> _WORK TO COMPLETE_:
Please give every record below again exactly, and keep the pictures out.

> _DATA FOR ANALYSIS_:
# # # #
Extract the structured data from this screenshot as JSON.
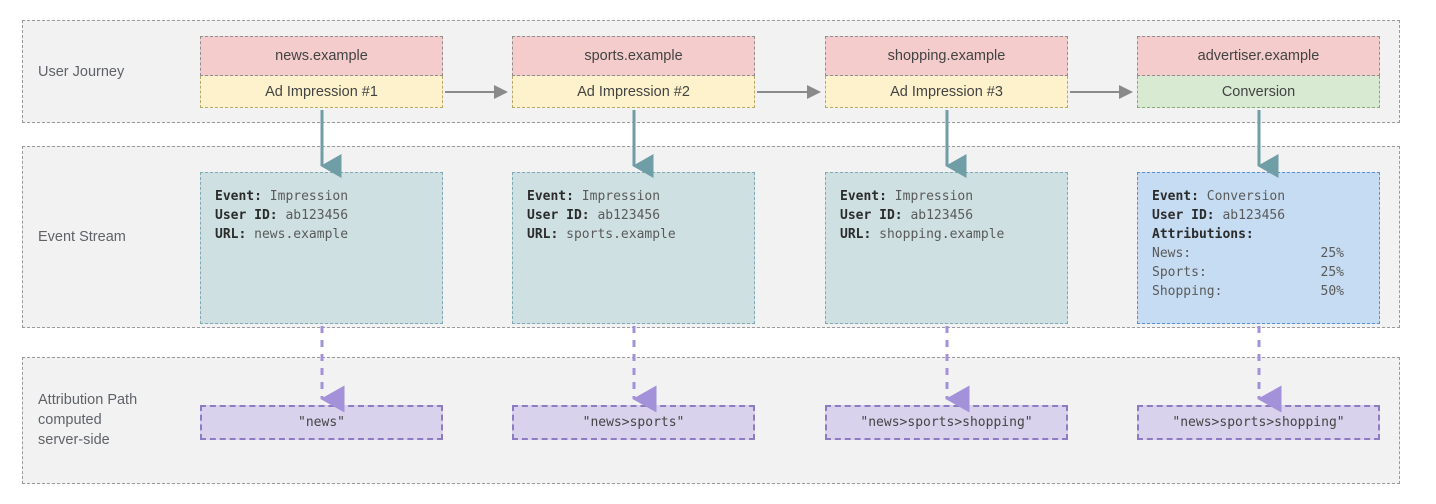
{
  "lanes": [
    {
      "label": "User Journey"
    },
    {
      "label": "Event Stream"
    },
    {
      "label": "Attribution Path\ncomputed\nserver-side"
    }
  ],
  "columns": [
    {
      "site": "news.example",
      "action": "Ad Impression #1",
      "event": {
        "lines": [
          {
            "key": "Event:",
            "value": "Impression"
          },
          {
            "key": "User ID:",
            "value": "ab123456"
          },
          {
            "key": "URL:",
            "value": "news.example"
          }
        ]
      },
      "path": "\"news\""
    },
    {
      "site": "sports.example",
      "action": "Ad Impression #2",
      "event": {
        "lines": [
          {
            "key": "Event:",
            "value": "Impression"
          },
          {
            "key": "User ID:",
            "value": "ab123456"
          },
          {
            "key": "URL:",
            "value": "sports.example"
          }
        ]
      },
      "path": "\"news>sports\""
    },
    {
      "site": "shopping.example",
      "action": "Ad Impression #3",
      "event": {
        "lines": [
          {
            "key": "Event:",
            "value": "Impression"
          },
          {
            "key": "User ID:",
            "value": "ab123456"
          },
          {
            "key": "URL:",
            "value": "shopping.example"
          }
        ]
      },
      "path": "\"news>sports>shopping\""
    },
    {
      "site": "advertiser.example",
      "action": "Conversion",
      "event": {
        "lines": [
          {
            "key": "Event:",
            "value": "Conversion"
          },
          {
            "key": "User ID:",
            "value": "ab123456"
          },
          {
            "key": "Attributions:",
            "value": ""
          }
        ],
        "attributions": [
          {
            "name": "News:",
            "value": "25%"
          },
          {
            "name": "Sports:",
            "value": "25%"
          },
          {
            "name": "Shopping:",
            "value": "50%"
          }
        ]
      },
      "path": "\"news>sports>shopping\""
    }
  ],
  "colors": {
    "lane_fill": "#f2f2f2",
    "lane_border": "#9a9a9a",
    "site_fill": "#f4cccc",
    "impression_fill": "#fdf2cc",
    "conversion_fill": "#d9ead3",
    "event_fill": "#cfe0e2",
    "conversion_event_fill": "#c6dcf2",
    "path_fill": "#d9d2ec",
    "path_border": "#8e7cc3",
    "flow_arrow": "#8a8a8a",
    "event_arrow": "#6f9ea6",
    "path_arrow": "#a391d9"
  }
}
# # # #
> _REPLY_:
Extract the structured data from this screenshot as JSON.
{
  "lanes": [
    {
      "label": "User Journey"
    },
    {
      "label": "Event Stream"
    },
    {
      "label": "Attribution Path\ncomputed\nserver-side"
    }
  ],
  "columns": [
    {
      "site": "news.example",
      "action": "Ad Impression #1",
      "event": {
        "lines": [
          {
            "key": "Event:",
            "value": "Impression"
          },
          {
            "key": "User ID:",
            "value": "ab123456"
          },
          {
            "key": "URL:",
            "value": "news.example"
          }
        ]
      },
      "path": "\"news\""
    },
    {
      "site": "sports.example",
      "action": "Ad Impression #2",
      "event": {
        "lines": [
          {
            "key": "Event:",
            "value": "Impression"
          },
          {
            "key": "User ID:",
            "value": "ab123456"
          },
          {
            "key": "URL:",
            "value": "sports.example"
          }
        ]
      },
      "path": "\"news>sports\""
    },
    {
      "site": "shopping.example",
      "action": "Ad Impression #3",
      "event": {
        "lines": [
          {
            "key": "Event:",
            "value": "Impression"
          },
          {
            "key": "User ID:",
            "value": "ab123456"
          },
          {
            "key": "URL:",
            "value": "shopping.example"
          }
        ]
      },
      "path": "\"news>sports>shopping\""
    },
    {
      "site": "advertiser.example",
      "action": "Conversion",
      "event": {
        "lines": [
          {
            "key": "Event:",
            "value": "Conversion"
          },
          {
            "key": "User ID:",
            "value": "ab123456"
          },
          {
            "key": "Attributions:",
            "value": ""
          }
        ],
        "attributions": [
          {
            "name": "News:",
            "value": "25%"
          },
          {
            "name": "Sports:",
            "value": "25%"
          },
          {
            "name": "Shopping:",
            "value": "50%"
          }
        ]
      },
      "path": "\"news>sports>shopping\""
    }
  ],
  "colors": {
    "lane_fill": "#f2f2f2",
    "lane_border": "#9a9a9a",
    "site_fill": "#f4cccc",
    "impression_fill": "#fdf2cc",
    "conversion_fill": "#d9ead3",
    "event_fill": "#cfe0e2",
    "conversion_event_fill": "#c6dcf2",
    "path_fill": "#d9d2ec",
    "path_border": "#8e7cc3",
    "flow_arrow": "#8a8a8a",
    "event_arrow": "#6f9ea6",
    "path_arrow": "#a391d9"
  }
}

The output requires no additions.